There's no dearth of fine Orfeo recordings on the market: Gardiner's (Archiv) is thrilling in a big, dramatic way, with a large-ish chorus; Pickett's (L'Oiseau-Lyre) uses a peculiar but interestingly grand and sharp-edged brass complement. As far as instrumental and choral forces are concerned, this new performance strikes me as ideal: the chorus is 14 strong, and there are eight brass players and 18 other instrumentalists. So the celebratory shepherds in Act 1 sound like real pals of the happy couple's--and they're having a grand old time. The instruments make a glorious noise in the final Moresca, and they're properly ceremonial and spooky in the odd fanfare music at the start of Act 3. Furthermore, the voice/instrument balance is just right, with the violin lines clear and effective, noticeably commenting on and joining in the action, with the brass adding brilliance when it should. Nothing sounds bloated or undernourished and the drama plays out naturally.
Harpsichordist-turned-conductor Emmanuelle Haïm's leadership is quick and dramatic. From Musica's opening moments in the Prologue--gloriously sung by Natalie Dessay--we note the use of expressive embellishments. They're not as florid throughout the rest of the opera, but Musica (correctly) sets the tone. The pastoral scenes have a lovely clarity and carefree quality, and the dances are truly energetic and joyous. And this honesty and directness is a delight throughout.
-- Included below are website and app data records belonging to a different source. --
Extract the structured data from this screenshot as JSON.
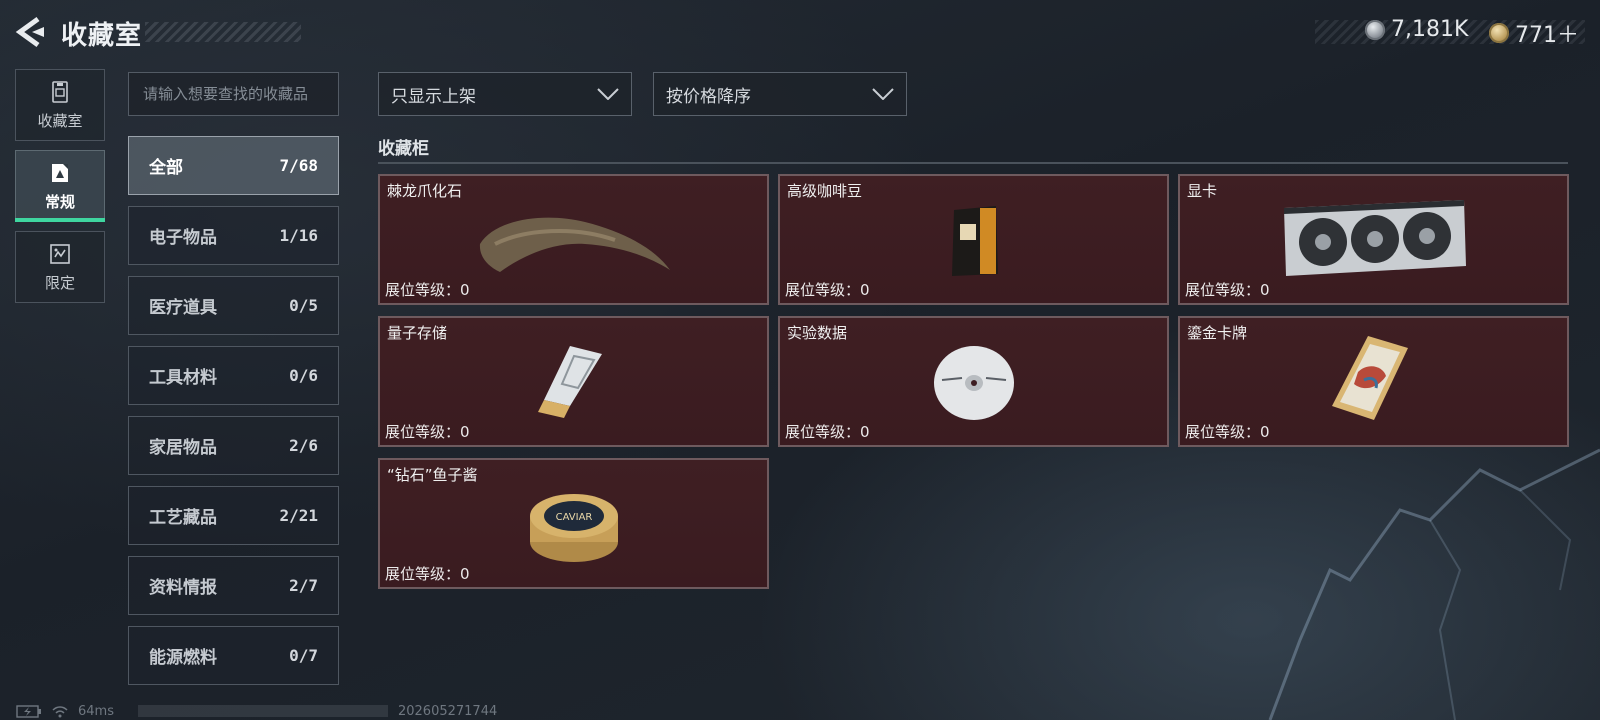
{
  "header": {
    "title": "收藏室",
    "currency_silver": "7,181K",
    "currency_gold": "771＋"
  },
  "leftnav": {
    "items": [
      {
        "label": "收藏室",
        "icon": "collection-room-icon",
        "active": false
      },
      {
        "label": "常规",
        "icon": "regular-icon",
        "active": true
      },
      {
        "label": "限定",
        "icon": "limited-icon",
        "active": false
      }
    ]
  },
  "search": {
    "placeholder": "请输入想要查找的收藏品"
  },
  "categories": [
    {
      "name": "全部",
      "count": "7/68",
      "active": true
    },
    {
      "name": "电子物品",
      "count": "1/16"
    },
    {
      "name": "医疗道具",
      "count": "0/5"
    },
    {
      "name": "工具材料",
      "count": "0/6"
    },
    {
      "name": "家居物品",
      "count": "2/6"
    },
    {
      "name": "工艺藏品",
      "count": "2/21"
    },
    {
      "name": "资料情报",
      "count": "2/7"
    },
    {
      "name": "能源燃料",
      "count": "0/7"
    }
  ],
  "filters": {
    "display": "只显示上架",
    "sort": "按价格降序"
  },
  "cabinet": {
    "title": "收藏柜",
    "items": [
      {
        "name": "棘龙爪化石",
        "level": "展位等级：0",
        "icon": "fossil-claw-icon"
      },
      {
        "name": "高级咖啡豆",
        "level": "展位等级：0",
        "icon": "coffee-bag-icon"
      },
      {
        "name": "显卡",
        "level": "展位等级：0",
        "icon": "graphics-card-icon"
      },
      {
        "name": "量子存储",
        "level": "展位等级：0",
        "icon": "quantum-storage-icon"
      },
      {
        "name": "实验数据",
        "level": "展位等级：0",
        "icon": "data-disc-icon"
      },
      {
        "name": "鎏金卡牌",
        "level": "展位等级：0",
        "icon": "gilded-card-icon"
      },
      {
        "name": "“钻石”鱼子酱",
        "level": "展位等级：0",
        "icon": "caviar-tin-icon"
      }
    ],
    "caviar_label": "CAVIAR"
  },
  "statusbar": {
    "ping": "64ms",
    "build": "202605271744"
  },
  "colors": {
    "accent": "#3fd6a0",
    "card_bg": "#3d1d21",
    "card_border": "#6e5a5e"
  }
}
Ian Bostridge's Orfeo is not as "early music" sounding as many; he uses vibrato, and sometimes his intensity, particularly in his grieving scenes, creates sounds that are not beautiful. But with his spontaneity--characteristic of the whole set--he's a flesh-and-blood Orfeo, almost unique among the competition. His huge third-act scene goes splendidly, complete with precise divisions and that remarkable "goat trill" Monteverdi asks for. Alice Coote's Messenger is similarly biggish-voiced, and her unhappy task is very moving. (Catherine Bott, for Pickett, remains the one by which Messengers should be judged--hushed, almost paralyzingly slow and sad.) Patrizia Ciofi, with little to do as Eurydice, is lovely, while Sonia Prina's Speranza is a ray of light. The Prosperina and Plutone of Veronique Gens and Lorenzo Regazzo make them seem like a real couple. Christopher Maltman makes hash of Apollo's florid music near the opera's close, but then he settles in authoritatively as he and Orfeo ascend.
The instrumentalists are superb, playing without some of the rasp (in the brass) that can be both colorful and irritating on other recordings. Haïm uses concert pitch A=465, which is about a half-tone higher than we're used to: Could this add to the urgency of this reading? While it tends to lighten the lower-voiced parts, it does add sheen to the higher ones. In short, this set is a treasure, giving us an Orfeo that seems anything but a museum piece.
--Robert Levine, ClassicsToday.com [4/15/2004]
Reviewing original release